The same ticket you used for the tram is also valid on the Styrsöbolaget ferries (if you board within 90 minutes). The tram is packed with people on sunny summer days, especially when the 9 doesn't run, and going by car isn't better since you are unlikely to find a parking place. The ferries, however, usually make extra tours such days. Additional parking is available close to the Långedrag tram stop which is about 1.3 km from the ferry terminal and costs 15 kr/24 hr.
There's a resident population on most islands, so ferries run all year. Private cars are not allowed.
Bicycles are free of charge on the ferries provided there is enough space.
Most of the ferries also have places to sit outside, which can be nice, provided the weather is too.

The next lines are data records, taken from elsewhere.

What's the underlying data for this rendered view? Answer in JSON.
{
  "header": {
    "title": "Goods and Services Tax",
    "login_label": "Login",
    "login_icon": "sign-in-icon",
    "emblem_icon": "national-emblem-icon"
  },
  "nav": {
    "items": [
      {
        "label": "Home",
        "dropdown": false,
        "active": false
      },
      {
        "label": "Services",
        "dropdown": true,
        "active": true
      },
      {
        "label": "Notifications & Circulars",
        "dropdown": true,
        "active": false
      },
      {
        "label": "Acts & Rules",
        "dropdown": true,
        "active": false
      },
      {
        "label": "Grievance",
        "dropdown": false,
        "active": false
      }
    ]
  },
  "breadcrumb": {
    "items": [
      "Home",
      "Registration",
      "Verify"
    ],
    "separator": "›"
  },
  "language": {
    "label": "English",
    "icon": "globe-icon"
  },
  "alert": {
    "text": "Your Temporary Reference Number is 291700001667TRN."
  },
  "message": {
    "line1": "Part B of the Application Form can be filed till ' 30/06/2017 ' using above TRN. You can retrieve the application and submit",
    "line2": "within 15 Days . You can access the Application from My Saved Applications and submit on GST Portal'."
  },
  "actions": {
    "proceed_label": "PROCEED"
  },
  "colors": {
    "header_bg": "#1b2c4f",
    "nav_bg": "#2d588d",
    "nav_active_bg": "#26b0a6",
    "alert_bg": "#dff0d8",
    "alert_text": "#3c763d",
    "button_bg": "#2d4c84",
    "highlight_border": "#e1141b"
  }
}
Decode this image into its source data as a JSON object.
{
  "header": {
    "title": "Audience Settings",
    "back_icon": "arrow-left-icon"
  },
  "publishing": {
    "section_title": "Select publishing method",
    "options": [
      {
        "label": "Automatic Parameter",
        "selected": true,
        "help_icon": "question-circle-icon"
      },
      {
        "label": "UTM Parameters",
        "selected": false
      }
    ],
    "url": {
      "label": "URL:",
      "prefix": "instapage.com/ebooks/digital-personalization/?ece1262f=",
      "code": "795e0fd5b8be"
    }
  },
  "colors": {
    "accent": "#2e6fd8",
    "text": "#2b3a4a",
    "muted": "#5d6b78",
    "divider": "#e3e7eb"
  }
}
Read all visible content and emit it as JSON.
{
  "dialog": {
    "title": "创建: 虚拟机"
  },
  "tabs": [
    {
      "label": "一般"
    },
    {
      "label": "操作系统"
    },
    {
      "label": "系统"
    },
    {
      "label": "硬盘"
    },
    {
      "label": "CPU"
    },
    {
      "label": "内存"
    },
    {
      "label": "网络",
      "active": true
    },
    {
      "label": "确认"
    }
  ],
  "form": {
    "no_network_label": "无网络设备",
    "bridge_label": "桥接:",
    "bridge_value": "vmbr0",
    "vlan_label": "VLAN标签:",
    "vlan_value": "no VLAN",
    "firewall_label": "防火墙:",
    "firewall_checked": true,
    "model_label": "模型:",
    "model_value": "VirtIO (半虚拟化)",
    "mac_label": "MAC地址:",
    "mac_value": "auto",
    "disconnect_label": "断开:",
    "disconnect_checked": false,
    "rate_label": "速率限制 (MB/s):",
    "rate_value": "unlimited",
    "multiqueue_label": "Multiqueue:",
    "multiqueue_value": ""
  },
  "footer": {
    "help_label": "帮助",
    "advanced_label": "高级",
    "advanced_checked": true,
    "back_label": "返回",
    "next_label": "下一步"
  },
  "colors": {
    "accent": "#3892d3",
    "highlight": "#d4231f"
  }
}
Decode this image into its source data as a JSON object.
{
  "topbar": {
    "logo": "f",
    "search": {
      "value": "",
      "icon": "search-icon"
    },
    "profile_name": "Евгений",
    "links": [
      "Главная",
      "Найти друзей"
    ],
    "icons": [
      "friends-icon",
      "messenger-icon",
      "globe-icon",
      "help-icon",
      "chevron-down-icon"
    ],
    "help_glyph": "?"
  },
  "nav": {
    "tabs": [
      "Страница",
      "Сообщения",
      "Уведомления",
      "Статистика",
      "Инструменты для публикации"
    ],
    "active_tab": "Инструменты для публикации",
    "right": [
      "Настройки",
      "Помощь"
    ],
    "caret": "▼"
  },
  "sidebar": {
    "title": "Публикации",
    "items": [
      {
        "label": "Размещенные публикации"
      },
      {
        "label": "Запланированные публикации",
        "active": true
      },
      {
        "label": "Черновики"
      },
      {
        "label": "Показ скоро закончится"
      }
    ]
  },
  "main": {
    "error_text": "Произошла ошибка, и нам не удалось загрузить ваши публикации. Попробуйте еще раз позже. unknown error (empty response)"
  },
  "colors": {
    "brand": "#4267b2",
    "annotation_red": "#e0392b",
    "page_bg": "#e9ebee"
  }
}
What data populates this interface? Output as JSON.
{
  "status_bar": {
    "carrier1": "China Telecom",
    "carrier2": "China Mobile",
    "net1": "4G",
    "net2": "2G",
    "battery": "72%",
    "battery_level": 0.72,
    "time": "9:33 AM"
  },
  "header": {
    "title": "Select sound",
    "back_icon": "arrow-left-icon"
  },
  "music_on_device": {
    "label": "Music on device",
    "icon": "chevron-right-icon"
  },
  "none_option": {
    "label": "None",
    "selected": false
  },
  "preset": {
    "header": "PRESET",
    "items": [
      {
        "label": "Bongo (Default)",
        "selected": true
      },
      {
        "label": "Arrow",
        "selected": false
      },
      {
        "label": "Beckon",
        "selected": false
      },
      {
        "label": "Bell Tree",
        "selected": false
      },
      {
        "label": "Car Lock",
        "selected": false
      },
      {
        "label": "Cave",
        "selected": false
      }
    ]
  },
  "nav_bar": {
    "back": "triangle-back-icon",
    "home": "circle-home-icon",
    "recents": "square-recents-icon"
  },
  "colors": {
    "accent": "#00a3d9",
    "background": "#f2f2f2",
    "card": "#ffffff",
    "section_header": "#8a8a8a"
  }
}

They even have a little shop onboard selling coffee and ice cream.
As cars are banned on the islands (with some exceptions for the post offices, supermarkets, etc.) locals mainly use bicycles and mofas to get around. As mentioned above, it is possible to bring your bicycle with you on the ferry from Göteborg. On Brännö, you can also rent bicycles at the Rödsten ferry station on Brännö year-round. During high season, bikes are also available at other locations.
- 1 Koster Islands (Kosteröarna) (10 km (6.2 mi) west of Strömstad. Connected to Strömstad by ferry.), ✉ firstname.lastname@example.org. One of the sunniest places in Sweden with long sand beaches. It consequently doesn't come as a surprise that Koster Islands a well-visited tourist hotspot with plenty of bars, restaurants and hotels. Kosterhavet National Park was the first marine national park in Sweden. The areas brackish water and mild climate has popular among many rare species of animals and plants, including one of only two coral reefs in Sweden.
- 2 Vendelsöarna, Vendelsöarna (Located in Varberg Municipality. Connected to Stavder on the mainland by ferry). A group of islands which have been pastured for centuries, creating an open landscape which is a popular breeding space for several different bird species. Most of the area is protected as a natural reserve.
- 3 Väderöarna (Weather Islands) (Off the coast from Hamburgsund, Tanum. Ferries are available from Hamburgsund and Fjällbacka), ☏ , ✉ email@example.com. A part of the archipelago designated a natural reserve, with a large colony of seals. The local inn offer food and accommodation.
- Simply enjoying nature
Even though the three biggest islands, Dönsö, Styrsö and Brännö each have a supermarket and a restaurant, you can not always count on those being open, especially on weekends. As the islands have a lot of great picnic spots, it might be a good idea to bring some food bought in Göteborg. Also, due to the transportation costs, supermarkets on the islands tend to be slightly more expensive than usually in Sweden.
The island of Brännö has its own microbrewery: Brännöl. This is a word joke, as ö means "island" in Swedish, and öl means 'beer". The bottle has a beautiful label and can be a good souvenir. Also, it is pretty unique as you can only buy the beer on Brännö island. The two spots to get it are either the restaurant (Brännö värdshus) or the supermarket on Brännö. Because of the alcohol restrictions in Swedish supermarkets, the version from the supermarket has a lower alcohol content than the version in the restaurant, so they are in fact different beers.
Don't swim too far out, as there is a lot of boats passing through the region and they might not always see you.